I wandered into Ben Brown Fine Art in Mayfair this week, and discovered an exhibition of the work of art/design duo Claude and François-Xavier Lalanne.

I was already aware of their fun animal sculptures, such as their woolly sheep, which also double up as furniture. Works like these are highly collectable, and have sold for huge amounts at auction, also gracing the homes of collectors including Yves Saint-Laurent and Tom Ford.

But on this occasion I was particularly enchanted by Claude Lalanne’s Choupatte sculptures. Made from bronze, the Choupattes come in two sizes – a cute little life size version to sit on a table top, or a huge rather scary version which stands on the floor.

Choupatte (très grand) 2008-2012, Claude Lalanne (Image courtest Ben Brown Fine Art)

Choupatte (très grand) 2008-2012, Claude Lalanne
(Image courtest Ben Brown Fine Art)

The Choupatte sculptures encapsulate Claude Lalanne’s love of the surreal, tinged with a subtle dose of humour. They made me smile. And they are definitely rather magical, don’t you think?
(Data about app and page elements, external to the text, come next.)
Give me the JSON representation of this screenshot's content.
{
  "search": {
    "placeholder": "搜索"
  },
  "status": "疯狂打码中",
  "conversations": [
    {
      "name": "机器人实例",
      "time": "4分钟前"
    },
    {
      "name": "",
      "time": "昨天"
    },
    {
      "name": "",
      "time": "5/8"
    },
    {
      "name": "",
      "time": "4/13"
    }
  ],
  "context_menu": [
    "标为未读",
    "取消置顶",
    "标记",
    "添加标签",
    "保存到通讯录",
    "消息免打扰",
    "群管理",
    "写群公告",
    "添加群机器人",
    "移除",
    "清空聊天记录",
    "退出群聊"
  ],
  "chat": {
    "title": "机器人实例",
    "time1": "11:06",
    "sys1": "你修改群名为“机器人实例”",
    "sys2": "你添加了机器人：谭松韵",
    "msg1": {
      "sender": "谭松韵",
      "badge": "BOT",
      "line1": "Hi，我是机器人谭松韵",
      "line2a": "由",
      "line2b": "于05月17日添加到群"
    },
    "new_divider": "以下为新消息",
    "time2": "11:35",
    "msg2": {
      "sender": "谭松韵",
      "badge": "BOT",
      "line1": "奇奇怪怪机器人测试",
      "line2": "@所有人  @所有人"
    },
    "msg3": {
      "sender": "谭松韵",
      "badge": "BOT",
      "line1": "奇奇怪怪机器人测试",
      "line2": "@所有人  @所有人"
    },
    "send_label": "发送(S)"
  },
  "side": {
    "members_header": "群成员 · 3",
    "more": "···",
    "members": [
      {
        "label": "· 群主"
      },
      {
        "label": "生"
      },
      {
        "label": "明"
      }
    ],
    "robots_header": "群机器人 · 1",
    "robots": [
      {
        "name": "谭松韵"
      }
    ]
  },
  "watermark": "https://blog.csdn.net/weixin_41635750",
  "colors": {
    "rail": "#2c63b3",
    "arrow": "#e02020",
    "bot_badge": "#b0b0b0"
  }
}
Claude and François-Xavier Lalanne at Ben Brown Fine Art until 21st September

Aunty Flo, Mervyn Peake

Posted in Poetry with tags , , , , , , , on February 17, 2013 by mysearchformagic

 When Aunty Flo
Became a Crow
She had a bed put in a tree;
And there she lay
And read all day
Of ornithology.

Jabberwocky by Mervyn Peake

Jabberwocky by Mervyn Peake

All material © The Mervyn Peake Estate.